In addition to his work with the Alban Berg Quartett and as a teacher, Günter Pichler started a career as a conductor. He has since conducted many orchestras on concerts and on tour, including the Stuttgart Chamber Orchestra, Vienna and Israel Chamber Orchestras, the Ensemble Orchestral de Paris, the Orchestra della Toscana Firenze, I Pomeriggi Musicali di Milano, the Hallé Orchestra, the Orchestre nationale de Lille, and the Royal Philharmonic Orchestra of Flanders. In Japan, he has conducted all the great symphony orchestras such as the Tokyo, Osaka, Sendai Philharmonic Orchestra and the NHK Symphony Orchestra. From 2001 to 2006, he was the principal guest conductor of the Orchestra Ensemble Kanazawa and has since become its artistic advisor.
Born in Votkinsk, Russia on April 25th, 1840, composer Pyotr Ilyich Tchaikovsky was the son of a metalworker and a French immigrant, and the second of six children.
Young Pyotr showed an interest in music early on and, although destined to be a public servant at first, was placed under the care of a professional music teacher by his father shortly after the sudden death of his mother from cholera.
He travelled through Europe extensively and settled in St-Petersburg when he was a young man, to study music at the newly founded conservatory. Tchaikovsky had a very private life that was constantly under scrutiny due to his rising fame. He married a young woman to avoid questions about his sexual orientation, but was very unhappy. By 1878, he began to write music full time after finding a patroness outside Russia and wrote most of his most famous works such as the opera Eugene Onegin, the Symphony No. 4 in F Minor, and the Violin Concerto in D Major. Tchaikovsky grew tired of his busy city life and rented a place in the countryside, where he spent his days walking, reading, and composing music. He died of cholera in 1893 at the age of 53 after drinking unboiled water.
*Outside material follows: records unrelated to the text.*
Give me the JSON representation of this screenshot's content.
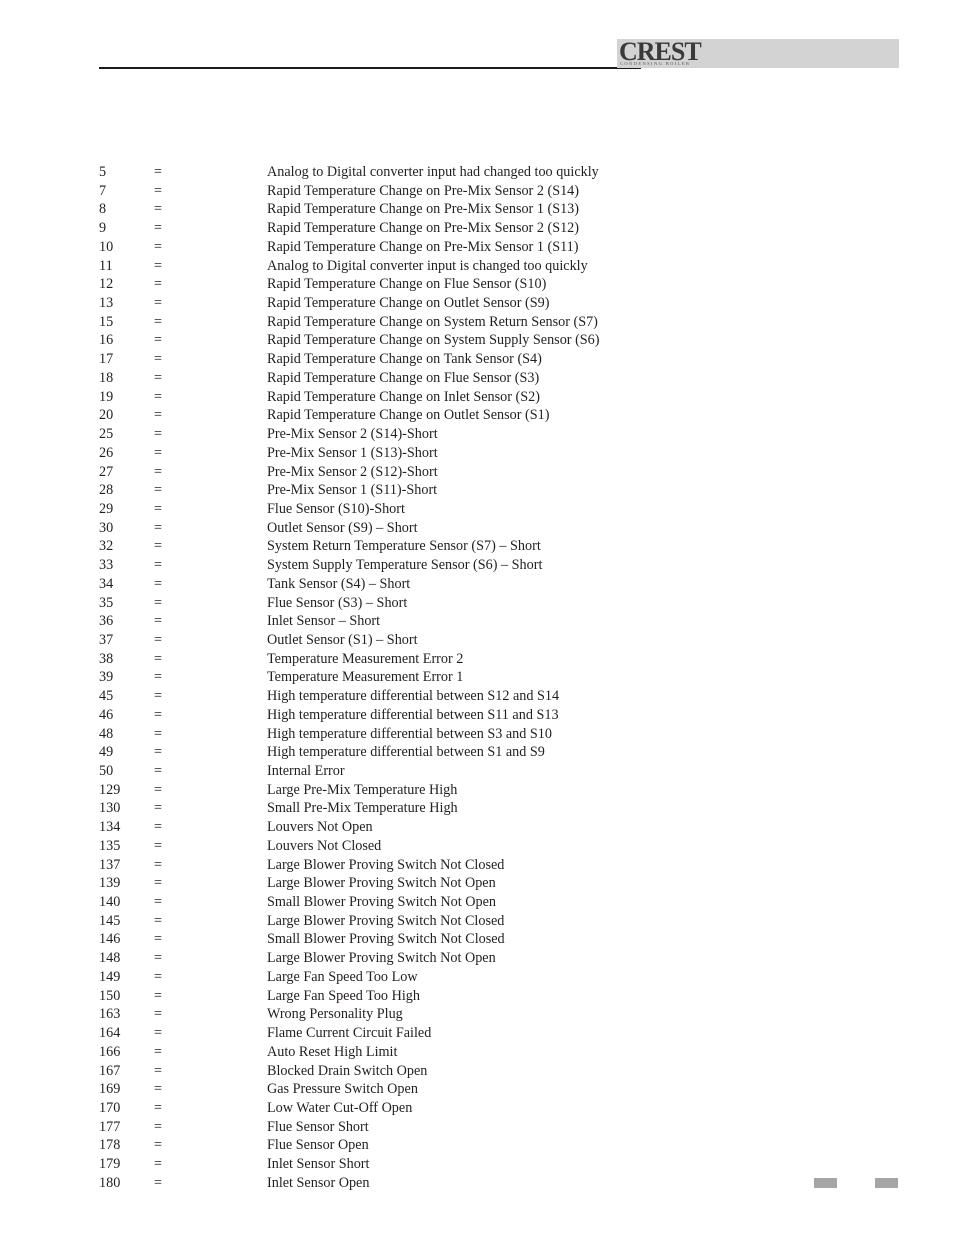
{
  "header": {
    "logo_text": "CREST",
    "logo_tagline": "CONDENSING BOILER"
  },
  "codes": [
    {
      "code": "5",
      "sep": "=",
      "description": "Analog to Digital converter input had changed too quickly"
    },
    {
      "code": "7",
      "sep": "=",
      "description": "Rapid Temperature Change on Pre-Mix Sensor 2 (S14)"
    },
    {
      "code": "8",
      "sep": "=",
      "description": "Rapid Temperature Change on Pre-Mix Sensor 1 (S13)"
    },
    {
      "code": "9",
      "sep": "=",
      "description": "Rapid Temperature Change on Pre-Mix Sensor 2 (S12)"
    },
    {
      "code": "10",
      "sep": "=",
      "description": "Rapid Temperature Change on Pre-Mix Sensor 1 (S11)"
    },
    {
      "code": "11",
      "sep": "=",
      "description": "Analog to Digital converter input is changed too quickly"
    },
    {
      "code": "12",
      "sep": "=",
      "description": "Rapid Temperature Change on Flue Sensor (S10)"
    },
    {
      "code": "13",
      "sep": "=",
      "description": "Rapid Temperature Change on Outlet Sensor (S9)"
    },
    {
      "code": "15",
      "sep": "=",
      "description": "Rapid Temperature Change on System Return Sensor (S7)"
    },
    {
      "code": "16",
      "sep": "=",
      "description": "Rapid Temperature Change on System Supply Sensor (S6)"
    },
    {
      "code": "17",
      "sep": "=",
      "description": "Rapid Temperature Change on Tank Sensor (S4)"
    },
    {
      "code": "18",
      "sep": "=",
      "description": "Rapid Temperature Change on Flue Sensor (S3)"
    },
    {
      "code": "19",
      "sep": "=",
      "description": "Rapid Temperature Change on Inlet Sensor (S2)"
    },
    {
      "code": "20",
      "sep": "=",
      "description": "Rapid Temperature Change on Outlet Sensor (S1)"
    },
    {
      "code": "25",
      "sep": "=",
      "description": "Pre-Mix Sensor 2 (S14)-Short"
    },
    {
      "code": "26",
      "sep": "=",
      "description": "Pre-Mix Sensor 1 (S13)-Short"
    },
    {
      "code": "27",
      "sep": "=",
      "description": "Pre-Mix Sensor 2 (S12)-Short"
    },
    {
      "code": "28",
      "sep": "=",
      "description": "Pre-Mix Sensor 1 (S11)-Short"
    },
    {
      "code": "29",
      "sep": "=",
      "description": "Flue Sensor (S10)-Short"
    },
    {
      "code": "30",
      "sep": "=",
      "description": "Outlet Sensor (S9) – Short"
    },
    {
      "code": "32",
      "sep": "=",
      "description": "System Return Temperature Sensor (S7) – Short"
    },
    {
      "code": "33",
      "sep": "=",
      "description": "System Supply Temperature Sensor (S6) – Short"
    },
    {
      "code": "34",
      "sep": "=",
      "description": "Tank Sensor (S4) – Short"
    },
    {
      "code": "35",
      "sep": "=",
      "description": "Flue Sensor (S3) – Short"
    },
    {
      "code": "36",
      "sep": "=",
      "description": "Inlet Sensor – Short"
    },
    {
      "code": "37",
      "sep": "=",
      "description": "Outlet Sensor (S1) – Short"
    },
    {
      "code": "38",
      "sep": "=",
      "description": "Temperature Measurement Error 2"
    },
    {
      "code": "39",
      "sep": "=",
      "description": "Temperature Measurement Error 1"
    },
    {
      "code": "45",
      "sep": "=",
      "description": "High temperature differential between S12 and S14"
    },
    {
      "code": "46",
      "sep": "=",
      "description": "High temperature differential between S11 and S13"
    },
    {
      "code": "48",
      "sep": "=",
      "description": "High temperature differential between S3 and S10"
    },
    {
      "code": "49",
      "sep": "=",
      "description": "High temperature differential between S1 and S9"
    },
    {
      "code": "50",
      "sep": "=",
      "description": "Internal Error"
    },
    {
      "code": "129",
      "sep": "=",
      "description": "Large Pre-Mix Temperature High"
    },
    {
      "code": "130",
      "sep": "=",
      "description": "Small Pre-Mix Temperature High"
    },
    {
      "code": "134",
      "sep": "=",
      "description": "Louvers Not Open"
    },
    {
      "code": "135",
      "sep": "=",
      "description": "Louvers Not Closed"
    },
    {
      "code": "137",
      "sep": "=",
      "description": "Large Blower Proving Switch Not Closed"
    },
    {
      "code": "139",
      "sep": "=",
      "description": "Large Blower Proving Switch Not Open"
    },
    {
      "code": "140",
      "sep": "=",
      "description": "Small Blower Proving Switch Not Open"
    },
    {
      "code": "145",
      "sep": "=",
      "description": "Large Blower Proving Switch Not Closed"
    },
    {
      "code": "146",
      "sep": "=",
      "description": "Small Blower Proving Switch Not Closed"
    },
    {
      "code": "148",
      "sep": "=",
      "description": "Large Blower Proving Switch Not Open"
    },
    {
      "code": "149",
      "sep": "=",
      "description": "Large Fan Speed Too Low"
    },
    {
      "code": "150",
      "sep": "=",
      "description": "Large Fan Speed Too High"
    },
    {
      "code": "163",
      "sep": "=",
      "description": "Wrong Personality Plug"
    },
    {
      "code": "164",
      "sep": "=",
      "description": "Flame Current Circuit Failed"
    },
    {
      "code": "166",
      "sep": "=",
      "description": "Auto Reset High Limit"
    },
    {
      "code": "167",
      "sep": "=",
      "description": "Blocked Drain Switch Open"
    },
    {
      "code": "169",
      "sep": "=",
      "description": "Gas Pressure Switch Open"
    },
    {
      "code": "170",
      "sep": "=",
      "description": "Low Water Cut-Off Open"
    },
    {
      "code": "177",
      "sep": "=",
      "description": "Flue Sensor Short"
    },
    {
      "code": "178",
      "sep": "=",
      "description": "Flue Sensor Open"
    },
    {
      "code": "179",
      "sep": "=",
      "description": "Inlet Sensor Short"
    },
    {
      "code": "180",
      "sep": "=",
      "description": "Inlet Sensor Open"
    }
  ]
}
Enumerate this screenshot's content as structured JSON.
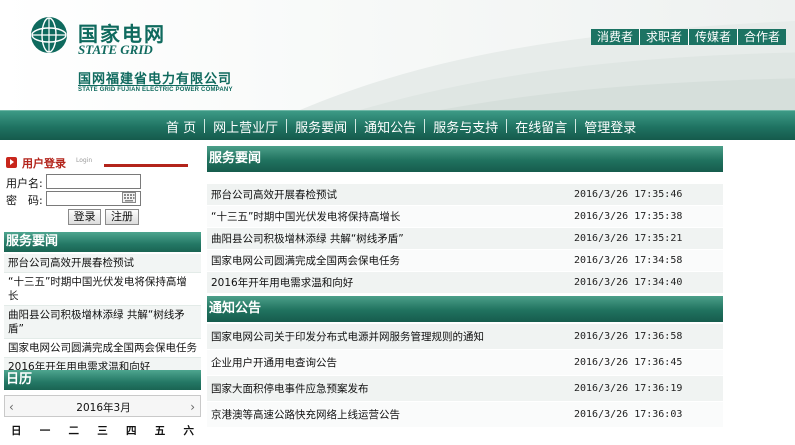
{
  "header": {
    "brand_cn": "国家电网",
    "brand_en": "STATE GRID",
    "company_cn": "国网福建省电力有限公司",
    "company_en": "STATE GRID FUJIAN ELECTRIC POWER COMPANY",
    "portal_links": [
      "消费者",
      "求职者",
      "传媒者",
      "合作者"
    ]
  },
  "nav": {
    "items": [
      "首 页",
      "网上营业厅",
      "服务要闻",
      "通知公告",
      "服务与支持",
      "在线留言",
      "管理登录"
    ]
  },
  "login": {
    "title": "用户登录",
    "title_en": "Login",
    "username_label": "用户名:",
    "password_label": "密　码:",
    "username_value": "",
    "password_value": "",
    "login_button": "登录",
    "register_button": "注册"
  },
  "side_news": {
    "title": "服务要闻",
    "items": [
      "邢台公司高效开展春检预试",
      "“十三五”时期中国光伏发电将保持高增长",
      "曲阳县公司积极增林添绿 共解“树线矛盾”",
      "国家电网公司圆满完成全国两会保电任务",
      "2016年开年用电需求温和向好"
    ]
  },
  "calendar": {
    "title": "日历",
    "month": "2016年3月",
    "weekdays": [
      "日",
      "一",
      "二",
      "三",
      "四",
      "五",
      "六"
    ]
  },
  "news": {
    "title": "服务要闻",
    "rows": [
      {
        "title": "邢台公司高效开展春检预试",
        "date": "2016/3/26 17:35:46"
      },
      {
        "title": "“十三五”时期中国光伏发电将保持高增长",
        "date": "2016/3/26 17:35:38"
      },
      {
        "title": "曲阳县公司积极增林添绿 共解“树线矛盾”",
        "date": "2016/3/26 17:35:21"
      },
      {
        "title": "国家电网公司圆满完成全国两会保电任务",
        "date": "2016/3/26 17:34:58"
      },
      {
        "title": "2016年开年用电需求温和向好",
        "date": "2016/3/26 17:34:40"
      }
    ]
  },
  "notices": {
    "title": "通知公告",
    "rows": [
      {
        "title": "国家电网公司关于印发分布式电源并网服务管理规则的通知",
        "date": "2016/3/26 17:36:58"
      },
      {
        "title": "企业用户开通用电查询公告",
        "date": "2016/3/26 17:36:45"
      },
      {
        "title": "国家大面积停电事件应急预案发布",
        "date": "2016/3/26 17:36:19"
      },
      {
        "title": "京港澳等高速公路快充网络上线运营公告",
        "date": "2016/3/26 17:36:03"
      }
    ]
  },
  "colors": {
    "brand_green": "#0f6a5e",
    "nav_green": "#1f7362",
    "login_red": "#b3241b"
  }
}
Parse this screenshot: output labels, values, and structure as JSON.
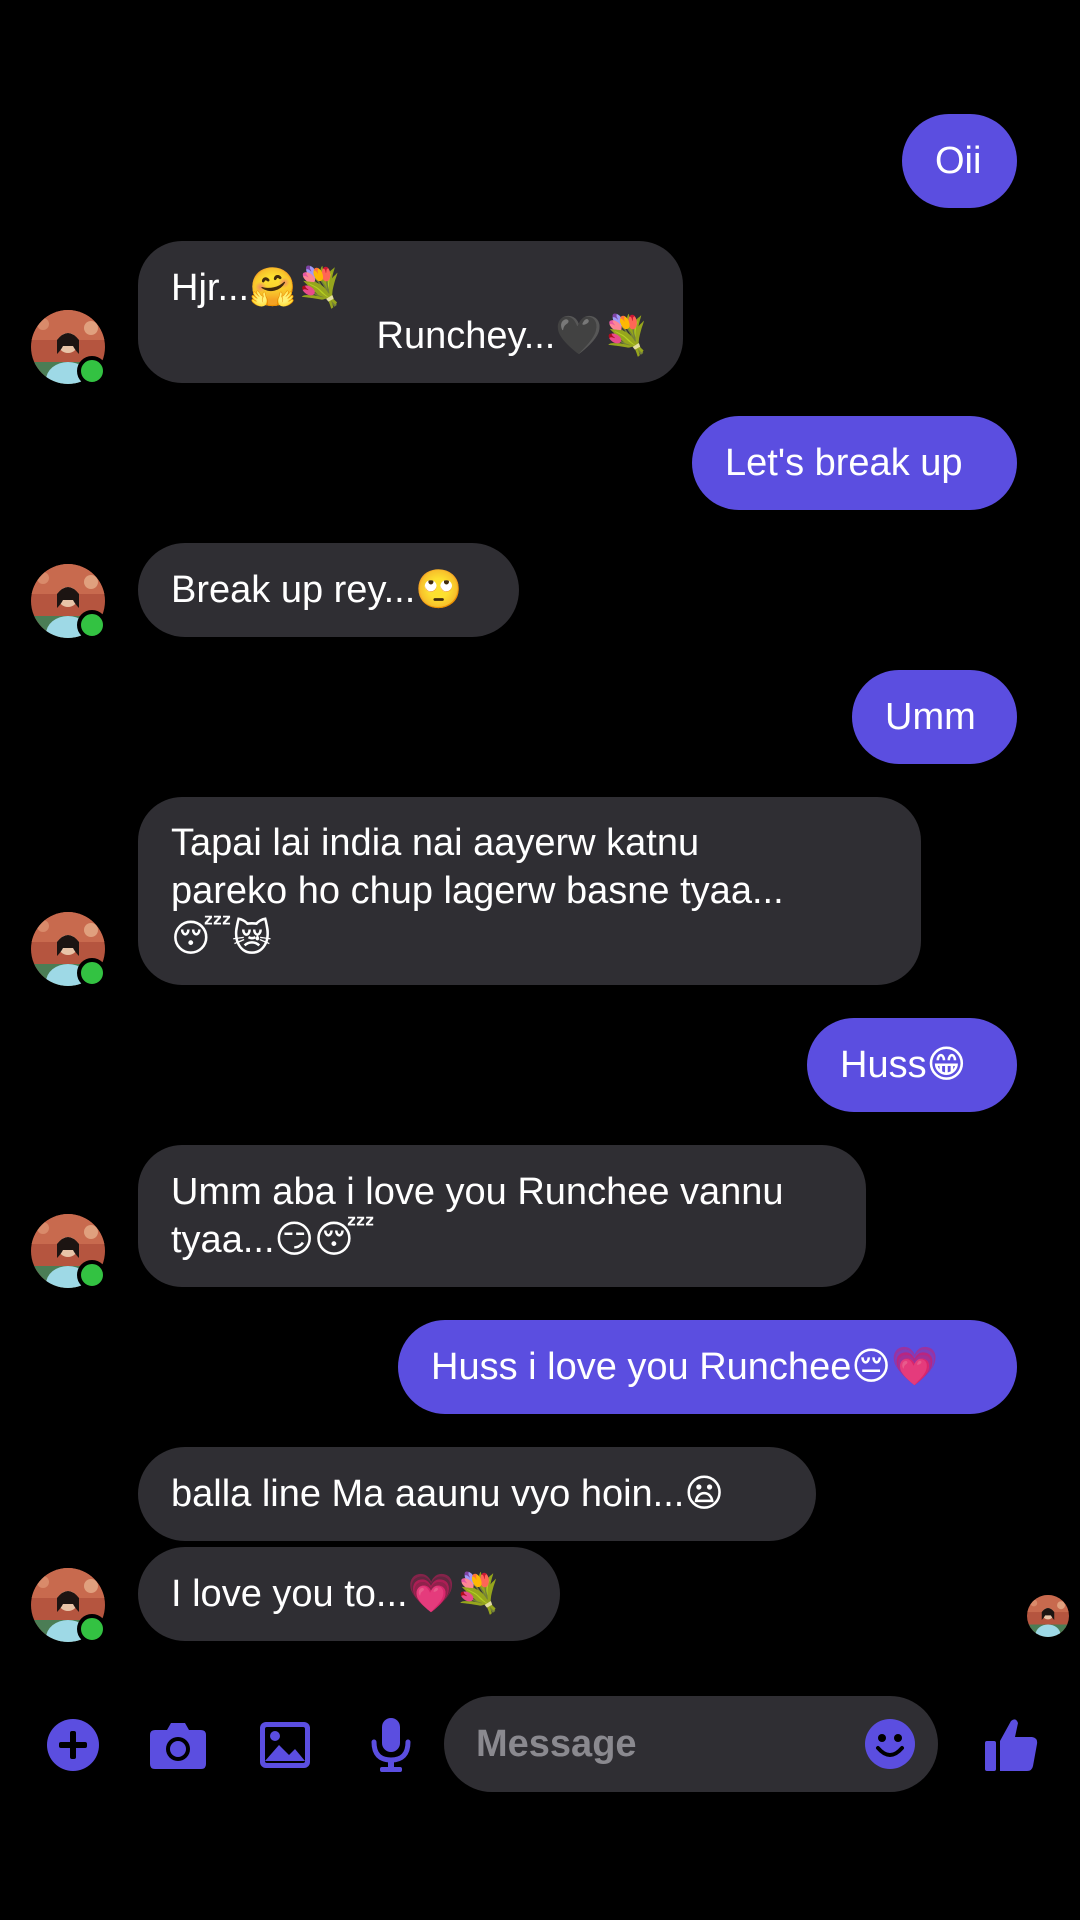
{
  "colors": {
    "background": "#000000",
    "outgoing_bubble": "#5b4ee0",
    "incoming_bubble": "#2f2e33",
    "accent_icon": "#5b4ee0",
    "online_dot": "#33c242",
    "placeholder": "#8a898f"
  },
  "messages": [
    {
      "direction": "out",
      "lines": [
        "Oii"
      ]
    },
    {
      "direction": "in",
      "lines": [
        "Hjr...🤗💐",
        "Runchey...🖤💐"
      ],
      "avatar": "contact-avatar"
    },
    {
      "direction": "out",
      "lines": [
        "Let's break up"
      ]
    },
    {
      "direction": "in",
      "lines": [
        "Break up rey...🙄"
      ],
      "avatar": "contact-avatar"
    },
    {
      "direction": "out",
      "lines": [
        "Umm"
      ]
    },
    {
      "direction": "in",
      "lines": [
        "Tapai lai india nai aayerw katnu",
        "pareko ho chup lagerw basne tyaa...",
        "😴😿"
      ],
      "avatar": "contact-avatar"
    },
    {
      "direction": "out",
      "lines": [
        "Huss😁"
      ]
    },
    {
      "direction": "in",
      "lines": [
        "Umm aba i love you Runchee vannu",
        "tyaa...😏😴"
      ],
      "avatar": "contact-avatar"
    },
    {
      "direction": "out",
      "lines": [
        "Huss i love you Runchee😔💗"
      ]
    },
    {
      "direction": "in",
      "lines": [
        "balla line Ma aaunu vyo hoin...😦"
      ]
    },
    {
      "direction": "in",
      "lines": [
        "I love you to...💗💐"
      ],
      "avatar": "contact-avatar"
    }
  ],
  "composer": {
    "icons": [
      "plus-icon",
      "camera-icon",
      "gallery-icon",
      "microphone-icon",
      "emoji-icon",
      "thumbs-up-icon"
    ],
    "placeholder": "Message",
    "value": ""
  }
}
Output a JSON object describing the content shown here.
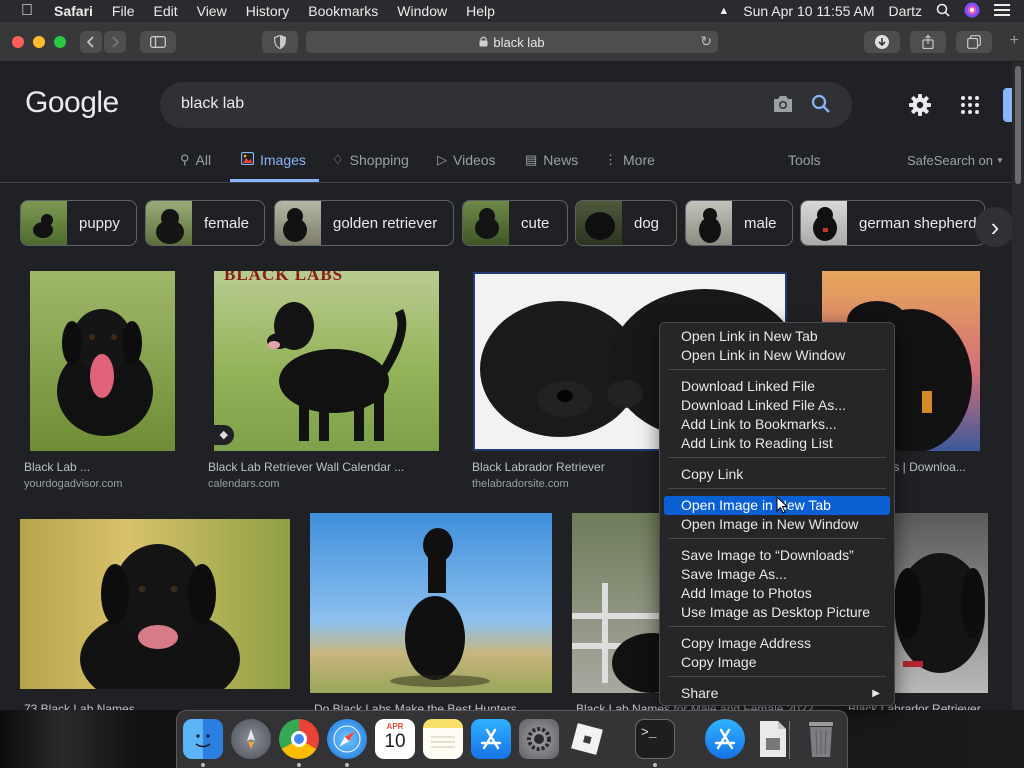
{
  "menubar": {
    "app_name": "Safari",
    "items": [
      "File",
      "Edit",
      "View",
      "History",
      "Bookmarks",
      "Window",
      "Help"
    ],
    "date_time": "Sun Apr 10  11:55 AM",
    "user": "Dartz"
  },
  "toolbar": {
    "url": "black lab"
  },
  "google": {
    "logo_text": "Google",
    "query": "black lab",
    "tabs": [
      "All",
      "Images",
      "Shopping",
      "Videos",
      "News",
      "More"
    ],
    "tools": "Tools",
    "safesearch": "SafeSearch on"
  },
  "chips": [
    "puppy",
    "female",
    "golden retriever",
    "cute",
    "dog",
    "male",
    "german shepherd"
  ],
  "results": [
    {
      "title": "Black Lab ...",
      "source": "yourdogadvisor.com"
    },
    {
      "title": "Black Lab Retriever Wall Calendar ...",
      "source": "calendars.com"
    },
    {
      "title": "Black Labrador Retriever",
      "source": "thelabradorsite.com"
    },
    {
      "title": "ures | Downloa...",
      "source": ""
    },
    {
      "title": "73 Black Lab Names",
      "source": ""
    },
    {
      "title": "Do Black Labs Make the Best Hunters",
      "source": ""
    },
    {
      "title": "Black Lab Names for Male and Female 2022",
      "source": ""
    },
    {
      "title": "Black Labrador Retriever",
      "source": ""
    }
  ],
  "calendar_banner": "BLACK LABS",
  "context_menu": {
    "items": [
      "Open Link in New Tab",
      "Open Link in New Window",
      "Download Linked File",
      "Download Linked File As...",
      "Add Link to Bookmarks...",
      "Add Link to Reading List",
      "Copy Link",
      "Open Image in New Tab",
      "Open Image in New Window",
      "Save Image to “Downloads”",
      "Save Image As...",
      "Add Image to Photos",
      "Use Image as Desktop Picture",
      "Copy Image Address",
      "Copy Image",
      "Share"
    ],
    "highlighted_index": 7
  },
  "dock": {
    "calendar_month": "APR",
    "calendar_day": "10",
    "apps": [
      "Finder",
      "Launchpad",
      "Chrome",
      "Safari",
      "Calendar",
      "Notes",
      "App Store",
      "System Preferences",
      "Roblox",
      "Terminal",
      "App Store Installer",
      "Preview Document",
      "Trash"
    ]
  },
  "colors": {
    "accent": "#8ab4f8",
    "menu_highlight": "#0a5fd2",
    "page_bg": "#202124"
  }
}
Tchaikovsky's legacy reaches many people thanks to a very emotionally involving and rich musical landscape that keeps seducing audiences all over the world.